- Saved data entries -

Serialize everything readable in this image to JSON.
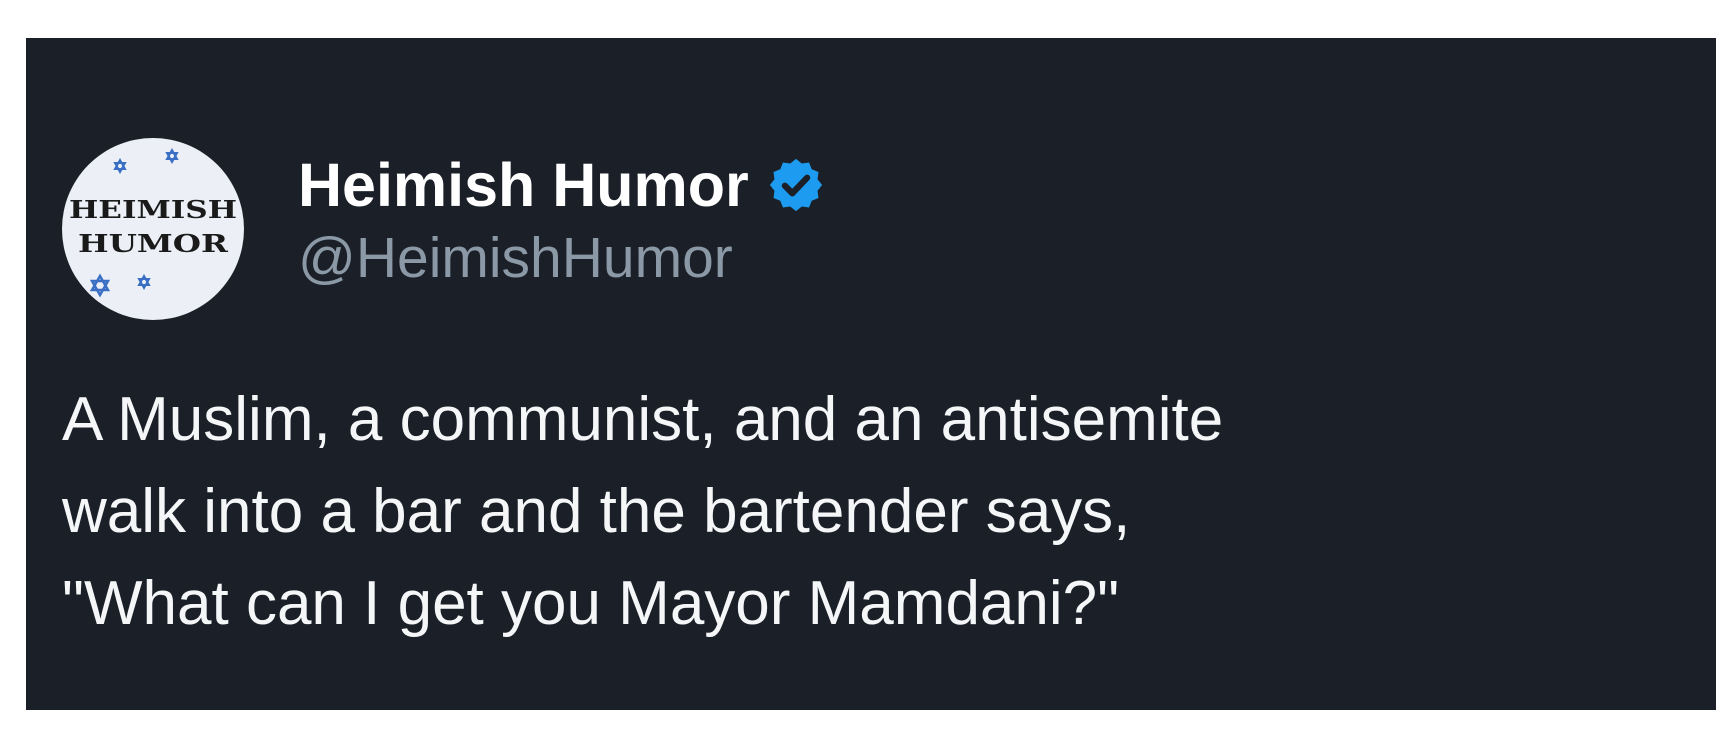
{
  "tweet": {
    "avatar": {
      "line1": "HEIMISH",
      "line2": "HUMOR",
      "accent_color": "#3a6fc4",
      "background_color": "#ecf0f6"
    },
    "display_name": "Heimish Humor",
    "verified_icon": "verified-badge-icon",
    "verified_color": "#1d9bf0",
    "handle": "@HeimishHumor",
    "text_lines": [
      "A Muslim, a communist, and an antisemite",
      "walk into a bar and the bartender says,",
      "\"What can I get you Mayor Mamdani?\""
    ],
    "colors": {
      "card_background": "#1b2028",
      "name_color": "#ffffff",
      "handle_color": "#8b98a5",
      "text_color": "#f4f6f8"
    }
  }
}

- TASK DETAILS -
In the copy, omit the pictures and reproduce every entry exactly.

- SOLUTION FOR THIS PROBLEM -
Serialize everything readable in this image to JSON.
{
  "tweet": {
    "avatar": {
      "line1": "HEIMISH",
      "line2": "HUMOR",
      "accent_color": "#3a6fc4",
      "background_color": "#ecf0f6"
    },
    "display_name": "Heimish Humor",
    "verified_icon": "verified-badge-icon",
    "verified_color": "#1d9bf0",
    "handle": "@HeimishHumor",
    "text_lines": [
      "A Muslim, a communist, and an antisemite",
      "walk into a bar and the bartender says,",
      "\"What can I get you Mayor Mamdani?\""
    ],
    "colors": {
      "card_background": "#1b2028",
      "name_color": "#ffffff",
      "handle_color": "#8b98a5",
      "text_color": "#f4f6f8"
    }
  }
}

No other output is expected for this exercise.